• _WHAT YOU NEED TO DO_
Filter the listing down to the lines containing the word "ring".
===
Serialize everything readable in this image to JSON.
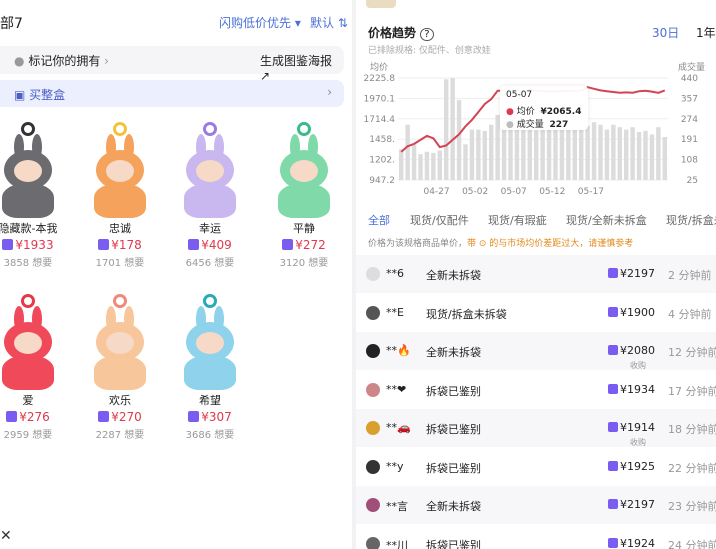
{
  "left": {
    "title": "部7",
    "sort_label": "闪购低价优先",
    "default_label": "默认",
    "mark_row": "标记你的拥有",
    "poster_label": "生成图鉴海报",
    "box_row": "买整盒",
    "items": [
      {
        "name": "隐藏款-本我",
        "price": "¥1933",
        "want": "3858 想要",
        "body": "#6b6b70",
        "ring": "#333"
      },
      {
        "name": "忠诚",
        "price": "¥178",
        "want": "1701 想要",
        "body": "#f5a35c",
        "ring": "#f0c43a"
      },
      {
        "name": "幸运",
        "price": "¥409",
        "want": "6456 想要",
        "body": "#c9b7ef",
        "ring": "#9a7be0"
      },
      {
        "name": "平静",
        "price": "¥272",
        "want": "3120 想要",
        "body": "#7fd9a8",
        "ring": "#3cbb88"
      },
      {
        "name": "爱",
        "price": "¥276",
        "want": "2959 想要",
        "body": "#f0495a",
        "ring": "#e63a4a"
      },
      {
        "name": "欢乐",
        "price": "¥270",
        "want": "2287 想要",
        "body": "#f7c79b",
        "ring": "#f08a7a"
      },
      {
        "name": "希望",
        "price": "¥307",
        "want": "3686 想要",
        "body": "#8fd2ec",
        "ring": "#2aa9b8"
      }
    ]
  },
  "right": {
    "header": "价格趋势",
    "sub": "已排除规格: 仅配件、创意改娃",
    "timeframes": [
      "30日",
      "1年"
    ],
    "y_left_title": "均价",
    "y_right_title": "成交量",
    "tooltip": {
      "date": "05-07",
      "avg_label": "均价",
      "avg_value": "¥2065.4",
      "vol_label": "成交量",
      "vol_value": "227"
    },
    "tabs": [
      "全部",
      "现货/仅配件",
      "现货/有瑕疵",
      "现货/全新未拆盒",
      "现货/拆盒未"
    ],
    "note_a": "价格为该规格商品单价，",
    "note_b": "带 ⊙ 的与市场均价差距过大，请谨慎参考",
    "rows": [
      {
        "user": "**6",
        "cond": "全新未拆袋",
        "price": "¥2197",
        "sub": "",
        "time": "2 分钟前",
        "av": "#ddd"
      },
      {
        "user": "**E",
        "cond": "现货/拆盒未拆袋",
        "price": "¥1900",
        "sub": "",
        "time": "4 分钟前",
        "av": "#555"
      },
      {
        "user": "**🔥",
        "cond": "全新未拆袋",
        "price": "¥2080",
        "sub": "收购",
        "time": "12 分钟前",
        "av": "#222"
      },
      {
        "user": "**❤",
        "cond": "拆袋已鉴别",
        "price": "¥1934",
        "sub": "",
        "time": "17 分钟前",
        "av": "#c88"
      },
      {
        "user": "**🚗",
        "cond": "拆袋已鉴别",
        "price": "¥1914",
        "sub": "收购",
        "time": "18 分钟前",
        "av": "#d9a030"
      },
      {
        "user": "**y",
        "cond": "拆袋已鉴别",
        "price": "¥1925",
        "sub": "",
        "time": "22 分钟前",
        "av": "#333"
      },
      {
        "user": "**言",
        "cond": "全新未拆袋",
        "price": "¥2197",
        "sub": "",
        "time": "23 分钟前",
        "av": "#a05078"
      },
      {
        "user": "**川",
        "cond": "拆袋已鉴别",
        "price": "¥1924",
        "sub": "",
        "time": "24 分钟前",
        "av": "#666"
      }
    ]
  },
  "chart_data": {
    "type": "bar",
    "title": "价格趋势",
    "ylabel_left": "均价",
    "ylabel_right": "成交量",
    "left_ticks": [
      "2225.8",
      "1970.1",
      "1714.4",
      "1458.",
      "1202.",
      "947.2"
    ],
    "right_ticks": [
      "440",
      "357",
      "274",
      "191",
      "108",
      "25"
    ],
    "x_ticks": [
      "04-27",
      "05-02",
      "05-07",
      "05-12",
      "05-17"
    ],
    "ylim_left": [
      947.2,
      2225.8
    ],
    "ylim_right": [
      25,
      440
    ],
    "volume": [
      150,
      250,
      175,
      130,
      140,
      135,
      145,
      435,
      440,
      350,
      170,
      230,
      230,
      225,
      250,
      290,
      295,
      300,
      270,
      270,
      265,
      227,
      240,
      240,
      260,
      250,
      230,
      235,
      240,
      245,
      260,
      250,
      230,
      250,
      240,
      230,
      240,
      220,
      225,
      210,
      240,
      200
    ],
    "avg_price": [
      1300,
      1370,
      1400,
      1450,
      1500,
      1470,
      1360,
      1380,
      1450,
      1520,
      1620,
      1700,
      1800,
      1900,
      1960,
      2065.4,
      2070,
      2065,
      2060,
      2060,
      2070,
      2065.4,
      2062,
      2058,
      2060,
      2060,
      2065,
      2060,
      2065,
      2110,
      2090,
      2070,
      2060,
      2050,
      2040,
      2045,
      2040,
      2060,
      2065,
      2055,
      2040,
      2070
    ]
  }
}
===
• _EXERCISE SOLUTION_
        "ring": "#333"
        "ring": "#f0c43a"
        "ring": "#9a7be0"
        "ring": "#3cbb88"
        "ring": "#e63a4a"
        "ring": "#f08a7a"
        "ring": "#2aa9b8"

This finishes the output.